== DESCRIPTION OF THE TASK ==
From the listing below, pick out each line with the word "payment".

== PROVIDED DATA ==
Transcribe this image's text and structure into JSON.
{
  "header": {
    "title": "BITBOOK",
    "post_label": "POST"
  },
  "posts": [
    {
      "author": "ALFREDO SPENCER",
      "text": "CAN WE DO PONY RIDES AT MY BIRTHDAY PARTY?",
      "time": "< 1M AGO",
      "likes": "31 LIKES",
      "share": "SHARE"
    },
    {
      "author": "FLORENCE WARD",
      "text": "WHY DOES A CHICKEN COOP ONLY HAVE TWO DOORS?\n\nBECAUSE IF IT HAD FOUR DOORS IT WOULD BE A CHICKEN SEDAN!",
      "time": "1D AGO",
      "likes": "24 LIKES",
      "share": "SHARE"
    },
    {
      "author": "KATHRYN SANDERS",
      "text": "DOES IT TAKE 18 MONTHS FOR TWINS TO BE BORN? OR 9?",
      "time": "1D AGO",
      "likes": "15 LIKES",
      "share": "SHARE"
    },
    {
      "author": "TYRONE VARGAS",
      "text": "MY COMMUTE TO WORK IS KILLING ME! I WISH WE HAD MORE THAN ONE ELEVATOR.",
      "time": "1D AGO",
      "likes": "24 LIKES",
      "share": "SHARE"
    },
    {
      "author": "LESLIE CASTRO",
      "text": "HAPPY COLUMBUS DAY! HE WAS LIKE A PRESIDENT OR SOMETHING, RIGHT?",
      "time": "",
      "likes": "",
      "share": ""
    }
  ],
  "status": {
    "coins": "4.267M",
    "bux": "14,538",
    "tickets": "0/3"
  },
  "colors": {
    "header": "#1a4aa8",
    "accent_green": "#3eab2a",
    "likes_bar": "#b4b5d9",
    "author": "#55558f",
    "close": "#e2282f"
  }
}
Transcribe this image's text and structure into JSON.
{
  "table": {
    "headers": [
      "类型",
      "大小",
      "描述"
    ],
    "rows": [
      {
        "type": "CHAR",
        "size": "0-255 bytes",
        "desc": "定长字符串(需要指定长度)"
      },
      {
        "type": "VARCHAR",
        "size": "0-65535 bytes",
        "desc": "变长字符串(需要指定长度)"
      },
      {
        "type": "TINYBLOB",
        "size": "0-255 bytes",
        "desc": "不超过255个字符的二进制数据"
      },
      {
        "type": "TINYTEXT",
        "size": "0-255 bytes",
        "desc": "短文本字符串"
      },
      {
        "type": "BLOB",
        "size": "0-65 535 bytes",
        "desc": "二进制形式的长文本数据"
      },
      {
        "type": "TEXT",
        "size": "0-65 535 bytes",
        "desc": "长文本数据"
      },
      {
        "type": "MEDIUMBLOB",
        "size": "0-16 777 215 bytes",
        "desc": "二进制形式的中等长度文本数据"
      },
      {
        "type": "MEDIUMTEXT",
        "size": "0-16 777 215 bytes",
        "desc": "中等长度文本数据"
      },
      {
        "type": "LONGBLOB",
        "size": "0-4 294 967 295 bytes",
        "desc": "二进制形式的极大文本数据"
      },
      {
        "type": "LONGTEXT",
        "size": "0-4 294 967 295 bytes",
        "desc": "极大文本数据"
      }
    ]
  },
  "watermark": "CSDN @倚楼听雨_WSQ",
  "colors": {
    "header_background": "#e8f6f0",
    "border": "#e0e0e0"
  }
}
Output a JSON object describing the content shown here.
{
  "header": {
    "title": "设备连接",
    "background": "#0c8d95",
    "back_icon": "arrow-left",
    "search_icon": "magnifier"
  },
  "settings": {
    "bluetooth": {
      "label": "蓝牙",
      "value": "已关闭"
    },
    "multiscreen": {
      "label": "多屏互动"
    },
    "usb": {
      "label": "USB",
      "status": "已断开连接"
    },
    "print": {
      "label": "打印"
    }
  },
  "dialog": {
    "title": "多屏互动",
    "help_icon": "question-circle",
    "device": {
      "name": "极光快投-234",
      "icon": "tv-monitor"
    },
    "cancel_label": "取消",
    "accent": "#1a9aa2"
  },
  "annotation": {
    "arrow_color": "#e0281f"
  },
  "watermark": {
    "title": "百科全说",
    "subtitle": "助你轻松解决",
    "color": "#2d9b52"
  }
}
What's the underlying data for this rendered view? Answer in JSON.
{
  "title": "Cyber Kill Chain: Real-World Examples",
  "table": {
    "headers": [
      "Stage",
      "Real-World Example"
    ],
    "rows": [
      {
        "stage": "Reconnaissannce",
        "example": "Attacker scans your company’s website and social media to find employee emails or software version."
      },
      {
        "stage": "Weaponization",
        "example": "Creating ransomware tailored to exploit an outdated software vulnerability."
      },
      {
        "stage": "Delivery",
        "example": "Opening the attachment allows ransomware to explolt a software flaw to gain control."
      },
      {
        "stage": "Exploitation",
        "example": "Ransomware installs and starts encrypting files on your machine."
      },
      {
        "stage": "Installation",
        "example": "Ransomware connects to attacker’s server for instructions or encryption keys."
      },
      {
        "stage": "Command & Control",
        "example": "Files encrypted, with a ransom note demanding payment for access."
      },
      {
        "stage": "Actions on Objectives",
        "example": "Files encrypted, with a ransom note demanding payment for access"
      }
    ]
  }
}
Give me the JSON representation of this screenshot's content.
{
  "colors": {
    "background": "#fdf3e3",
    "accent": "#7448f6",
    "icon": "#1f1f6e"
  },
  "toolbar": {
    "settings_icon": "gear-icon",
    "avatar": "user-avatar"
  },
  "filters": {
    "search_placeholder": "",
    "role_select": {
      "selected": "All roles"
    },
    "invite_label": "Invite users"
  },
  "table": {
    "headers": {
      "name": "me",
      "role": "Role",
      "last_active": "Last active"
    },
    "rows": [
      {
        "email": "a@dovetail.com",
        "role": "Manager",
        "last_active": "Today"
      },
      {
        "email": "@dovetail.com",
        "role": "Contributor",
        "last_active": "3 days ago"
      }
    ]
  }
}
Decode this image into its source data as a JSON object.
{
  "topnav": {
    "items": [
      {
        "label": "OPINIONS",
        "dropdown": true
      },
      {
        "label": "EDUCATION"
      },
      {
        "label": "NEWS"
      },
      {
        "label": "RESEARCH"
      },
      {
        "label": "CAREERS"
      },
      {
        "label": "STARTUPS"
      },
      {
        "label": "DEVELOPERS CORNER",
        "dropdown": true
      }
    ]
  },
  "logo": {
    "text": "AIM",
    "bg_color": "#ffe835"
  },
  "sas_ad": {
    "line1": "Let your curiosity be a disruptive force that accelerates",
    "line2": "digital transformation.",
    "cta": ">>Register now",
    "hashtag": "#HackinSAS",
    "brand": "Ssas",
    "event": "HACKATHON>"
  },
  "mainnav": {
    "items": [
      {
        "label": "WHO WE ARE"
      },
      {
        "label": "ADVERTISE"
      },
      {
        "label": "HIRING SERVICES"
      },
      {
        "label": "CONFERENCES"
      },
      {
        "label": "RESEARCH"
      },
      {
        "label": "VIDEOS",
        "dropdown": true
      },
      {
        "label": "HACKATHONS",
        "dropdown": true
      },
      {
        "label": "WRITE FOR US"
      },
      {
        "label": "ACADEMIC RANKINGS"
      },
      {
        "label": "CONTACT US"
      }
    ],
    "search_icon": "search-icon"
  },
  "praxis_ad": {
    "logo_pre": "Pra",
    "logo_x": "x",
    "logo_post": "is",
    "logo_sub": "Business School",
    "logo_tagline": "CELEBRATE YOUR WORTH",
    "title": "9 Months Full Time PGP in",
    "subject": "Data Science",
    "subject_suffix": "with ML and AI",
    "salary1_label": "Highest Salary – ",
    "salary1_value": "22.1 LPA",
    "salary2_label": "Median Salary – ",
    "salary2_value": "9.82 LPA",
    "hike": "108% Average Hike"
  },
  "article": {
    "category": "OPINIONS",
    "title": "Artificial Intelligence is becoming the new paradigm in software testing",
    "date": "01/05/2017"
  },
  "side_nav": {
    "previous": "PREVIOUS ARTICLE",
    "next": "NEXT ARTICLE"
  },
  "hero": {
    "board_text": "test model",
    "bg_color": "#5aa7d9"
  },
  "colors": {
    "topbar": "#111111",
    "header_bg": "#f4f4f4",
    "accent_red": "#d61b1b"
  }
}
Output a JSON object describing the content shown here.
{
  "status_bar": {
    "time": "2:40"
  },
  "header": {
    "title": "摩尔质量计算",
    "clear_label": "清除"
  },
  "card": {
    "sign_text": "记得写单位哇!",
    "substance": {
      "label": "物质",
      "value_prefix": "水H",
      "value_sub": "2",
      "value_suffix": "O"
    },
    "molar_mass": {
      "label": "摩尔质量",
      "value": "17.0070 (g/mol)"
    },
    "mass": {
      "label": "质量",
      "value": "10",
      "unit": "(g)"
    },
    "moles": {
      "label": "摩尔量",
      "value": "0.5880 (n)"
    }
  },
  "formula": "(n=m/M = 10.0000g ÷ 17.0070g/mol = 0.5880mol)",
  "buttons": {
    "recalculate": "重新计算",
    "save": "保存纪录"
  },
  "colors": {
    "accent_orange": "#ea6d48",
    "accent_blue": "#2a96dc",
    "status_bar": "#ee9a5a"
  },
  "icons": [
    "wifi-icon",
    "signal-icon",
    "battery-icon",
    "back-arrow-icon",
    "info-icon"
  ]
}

== ANSWER SPACE ==
        "example": "Files encrypted, with a ransom note demanding payment for access."
        "example": "Files encrypted, with a ransom note demanding payment for access"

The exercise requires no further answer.